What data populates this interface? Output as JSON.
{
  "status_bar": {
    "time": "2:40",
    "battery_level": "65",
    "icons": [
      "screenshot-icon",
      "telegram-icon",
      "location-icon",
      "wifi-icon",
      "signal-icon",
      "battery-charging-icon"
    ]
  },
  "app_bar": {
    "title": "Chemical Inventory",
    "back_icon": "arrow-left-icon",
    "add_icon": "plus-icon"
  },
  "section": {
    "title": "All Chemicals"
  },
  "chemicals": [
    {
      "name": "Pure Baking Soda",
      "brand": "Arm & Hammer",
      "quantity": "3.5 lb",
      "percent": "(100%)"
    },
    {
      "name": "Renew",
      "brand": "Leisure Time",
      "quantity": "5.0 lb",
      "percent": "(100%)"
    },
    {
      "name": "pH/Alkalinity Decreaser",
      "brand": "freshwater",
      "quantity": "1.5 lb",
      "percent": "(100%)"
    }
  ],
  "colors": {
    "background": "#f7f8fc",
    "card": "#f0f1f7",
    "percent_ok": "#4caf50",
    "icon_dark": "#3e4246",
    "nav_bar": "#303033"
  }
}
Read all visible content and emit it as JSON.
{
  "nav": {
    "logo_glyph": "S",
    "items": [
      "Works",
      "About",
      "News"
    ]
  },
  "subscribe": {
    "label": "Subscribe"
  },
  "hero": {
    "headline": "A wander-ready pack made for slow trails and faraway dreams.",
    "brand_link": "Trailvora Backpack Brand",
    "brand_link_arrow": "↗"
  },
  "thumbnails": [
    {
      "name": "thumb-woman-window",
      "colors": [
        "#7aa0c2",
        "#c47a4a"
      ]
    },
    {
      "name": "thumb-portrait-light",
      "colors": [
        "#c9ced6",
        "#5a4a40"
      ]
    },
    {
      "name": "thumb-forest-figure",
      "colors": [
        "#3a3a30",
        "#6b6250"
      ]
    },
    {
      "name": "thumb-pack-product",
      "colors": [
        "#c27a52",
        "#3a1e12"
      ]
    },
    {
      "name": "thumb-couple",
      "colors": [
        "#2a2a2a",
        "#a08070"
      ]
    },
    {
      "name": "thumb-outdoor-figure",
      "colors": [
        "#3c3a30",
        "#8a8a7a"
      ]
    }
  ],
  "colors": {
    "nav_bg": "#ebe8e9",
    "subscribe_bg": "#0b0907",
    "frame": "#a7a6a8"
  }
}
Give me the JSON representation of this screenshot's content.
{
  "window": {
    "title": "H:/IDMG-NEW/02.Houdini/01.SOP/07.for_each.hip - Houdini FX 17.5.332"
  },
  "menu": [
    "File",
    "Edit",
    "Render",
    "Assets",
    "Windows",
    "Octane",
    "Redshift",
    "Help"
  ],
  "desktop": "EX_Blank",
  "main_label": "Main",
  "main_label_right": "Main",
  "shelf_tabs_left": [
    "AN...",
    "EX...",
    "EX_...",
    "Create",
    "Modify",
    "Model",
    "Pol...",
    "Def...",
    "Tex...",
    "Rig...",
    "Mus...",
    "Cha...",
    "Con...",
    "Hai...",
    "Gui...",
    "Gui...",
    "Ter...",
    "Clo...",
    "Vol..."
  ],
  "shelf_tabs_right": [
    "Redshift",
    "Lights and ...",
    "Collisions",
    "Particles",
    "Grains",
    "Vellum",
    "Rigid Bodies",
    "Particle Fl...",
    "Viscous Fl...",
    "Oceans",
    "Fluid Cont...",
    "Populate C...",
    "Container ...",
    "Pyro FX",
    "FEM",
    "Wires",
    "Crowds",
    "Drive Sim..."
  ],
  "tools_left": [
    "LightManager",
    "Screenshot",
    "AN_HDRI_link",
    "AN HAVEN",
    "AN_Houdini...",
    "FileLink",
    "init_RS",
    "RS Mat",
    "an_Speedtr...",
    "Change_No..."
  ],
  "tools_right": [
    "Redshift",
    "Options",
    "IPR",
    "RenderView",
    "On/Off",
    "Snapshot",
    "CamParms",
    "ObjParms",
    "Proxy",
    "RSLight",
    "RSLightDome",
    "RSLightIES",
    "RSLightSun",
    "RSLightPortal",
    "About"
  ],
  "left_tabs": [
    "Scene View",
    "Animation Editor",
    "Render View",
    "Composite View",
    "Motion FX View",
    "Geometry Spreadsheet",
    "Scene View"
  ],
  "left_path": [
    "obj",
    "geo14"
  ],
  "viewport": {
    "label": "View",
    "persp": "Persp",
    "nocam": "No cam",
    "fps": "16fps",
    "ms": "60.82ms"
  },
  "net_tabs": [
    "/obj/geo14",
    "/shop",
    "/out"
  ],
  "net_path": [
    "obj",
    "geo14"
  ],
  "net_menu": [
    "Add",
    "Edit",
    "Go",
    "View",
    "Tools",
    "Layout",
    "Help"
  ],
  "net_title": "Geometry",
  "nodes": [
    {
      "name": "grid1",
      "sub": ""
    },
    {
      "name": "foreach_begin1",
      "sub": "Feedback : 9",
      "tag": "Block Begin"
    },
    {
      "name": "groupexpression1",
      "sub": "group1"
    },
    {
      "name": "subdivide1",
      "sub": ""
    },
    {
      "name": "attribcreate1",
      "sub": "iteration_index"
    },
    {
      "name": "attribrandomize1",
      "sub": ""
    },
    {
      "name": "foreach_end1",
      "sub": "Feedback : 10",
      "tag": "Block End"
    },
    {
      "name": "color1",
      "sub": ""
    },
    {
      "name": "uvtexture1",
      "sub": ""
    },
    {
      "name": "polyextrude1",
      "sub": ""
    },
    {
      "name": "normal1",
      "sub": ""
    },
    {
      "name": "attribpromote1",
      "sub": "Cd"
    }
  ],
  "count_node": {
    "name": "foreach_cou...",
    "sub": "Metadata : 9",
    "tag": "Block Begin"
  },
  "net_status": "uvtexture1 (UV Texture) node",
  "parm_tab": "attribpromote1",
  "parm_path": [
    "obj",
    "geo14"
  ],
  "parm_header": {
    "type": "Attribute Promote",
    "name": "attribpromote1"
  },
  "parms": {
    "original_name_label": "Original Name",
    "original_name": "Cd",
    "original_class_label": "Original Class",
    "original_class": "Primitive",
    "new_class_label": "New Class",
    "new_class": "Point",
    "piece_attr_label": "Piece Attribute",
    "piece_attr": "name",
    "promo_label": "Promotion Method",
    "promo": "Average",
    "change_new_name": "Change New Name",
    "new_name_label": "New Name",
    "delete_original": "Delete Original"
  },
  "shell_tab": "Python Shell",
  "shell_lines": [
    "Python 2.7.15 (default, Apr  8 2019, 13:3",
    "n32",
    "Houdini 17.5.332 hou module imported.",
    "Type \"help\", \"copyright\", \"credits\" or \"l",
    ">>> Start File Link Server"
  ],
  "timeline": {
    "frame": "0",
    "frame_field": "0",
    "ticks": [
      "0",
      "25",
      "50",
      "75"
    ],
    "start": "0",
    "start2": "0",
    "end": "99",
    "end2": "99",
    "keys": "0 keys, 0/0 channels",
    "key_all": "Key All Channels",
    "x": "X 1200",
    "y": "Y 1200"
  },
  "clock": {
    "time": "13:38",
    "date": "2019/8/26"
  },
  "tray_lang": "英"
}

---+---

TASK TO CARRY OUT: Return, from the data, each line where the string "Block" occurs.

REPLY TO THE EXERCISE:
      "tag": "Block Begin"
      "tag": "Block End"
    "tag": "Block Begin"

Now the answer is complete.